Durban - Chicken and chips, with creamed spinach? Or tenderly steamed chicken breast with a rosemary and lemon infusion, served with baby potatoes marinated in parsley butter and oven-roasted ratatouille?
Those were the options given at a presentation in uMhlanga to highlight the importance of “seductive nutrition” and entice South Africans to eat healthier food.
The presentation was hosted by Unilever Food Solutions (UFS), with Shaun Munro, executive chef at the Elangeni Hotel, and Bradley Kavanagh, regional customer chef at UFS, presenting healthy alternatives to “unhealthy” meals.
The event highlighted new findings from the World Menu Report – a survey of diners in 10 countries which for the first time included South Africa – which suggested that chefs and restaurateurs were not meeting their guests’ needs.
The research showed that 66 percent of consumers want healthier options when eating out – but 43 percent of people think that healthier options usually sound less appetising.
“What is needed is a new approach to menu design which nudges guests to choose a healthier option when eating out,” said Eelco Camminga, vice-president of UFS South Africa, Middle East and Pakistan.
In the research, people in 10 countries, including South Africa, were presented with a healthy dish described on two menus – one “neutral” and the second more “seductive”.
In nine of the countries surveyed, people were more inclined to choose a dish from the seductive menu (which included descriptive words like steamed, succulent and fresh).
Terms like line-caught steamed trout, spicy grilled root vegetables with an authentic Italian garlic and olive oil dressing had the edge over “fish and vegetables with dressing”.
The report found that when dining out, guests wanted the best of both worlds – healthier options on menus (66 percent) and a treat when eating out (72 percent).
However, most healthy options are considered to be second-rate – less appetising (43 percent), too expensive (57 percent) and not very filling (45 percent).
“People want a treat when they dine out,” said Munro.
“The challenge is to make the dishes healthier and attractive so that guests will want to choose them.

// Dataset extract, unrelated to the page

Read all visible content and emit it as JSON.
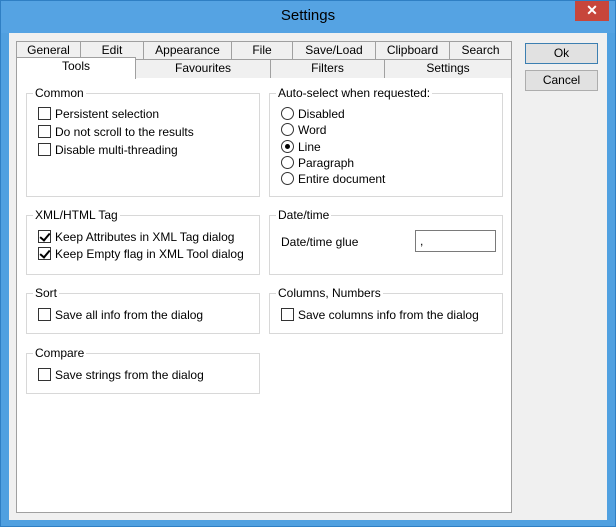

However, there is nothing wrong with having an ‘unhealthy’ treat once in a while. It is all about balance.”
When consumers were asked what changes they would like restaurants and eateries to make, the top six most popular requests were:
Says Camminga: “Seductive nutrition is about balancing the health and appeal of your menus. Chefs can still cook their guests’ favourite dishes, but just make them healthier. By using a leaner cut of meat and aromatic spices to flavour instead of lots of salt, the dish is just as tasty and satisfying, sounds delicious and is a little healthier.”
Although diners want healthier alternatives on menus, more than two-fifths (43 percent) of people admit a main drawback to ordering a healthy option is that they believe that healthier dishes sound less tasty when described on a menu.
The report also revealed a “nutritional knowledge gap” among consumers, because 75 percent were unable to identify the recommended daily allowance (RDA) of fat for men and women. This suggests that even though consumers want more nutritional information, they don’t always understand how to interpret it in relation to their RDAs.
It also showed that more than half (57 percent) of people agreed that healthy options tended to be more expensive, while 45 percent thought they were less filling.
Keegan Eichstadt, assistant nutrition and health manager at UFS, said: “Reducing as little as 25 to 50 calories in a dish can prevent long-term weight gain. If you take a burger and chips and you decrease the portion size from 150g chips to 125g baked wedges and add a fresh slice of tomato and basil, you would save 325 kcal and also gain the nutritional and flavour benefits of fresh herbs and vegetables.”
Shân Biesman-Simons, dietician at the Heart and Stroke Foundation of SA, said: “More than 70 percent of women and 45 percent of men are overweight or obese.
“A contributory factor is that many South Africans eat food that is prepared outside the home – in restaurants, take-away outlets and canteens.
“These quick foods are often unhealthy and are typically large portions, high in fat, salt and sugar and low in fibre.
“As a result many people live in environments that promote the development of obesity as well as conditions like hypertension, diabetes and high cholesterol.
“As food choices play a significant role in the development of cardiovascular disease, it is vital for South Africans to have access to healthier food options when eating out. This can play a major role in helping reduce the obesity pandemic and the burden of cardiovascular disease.” - Daily News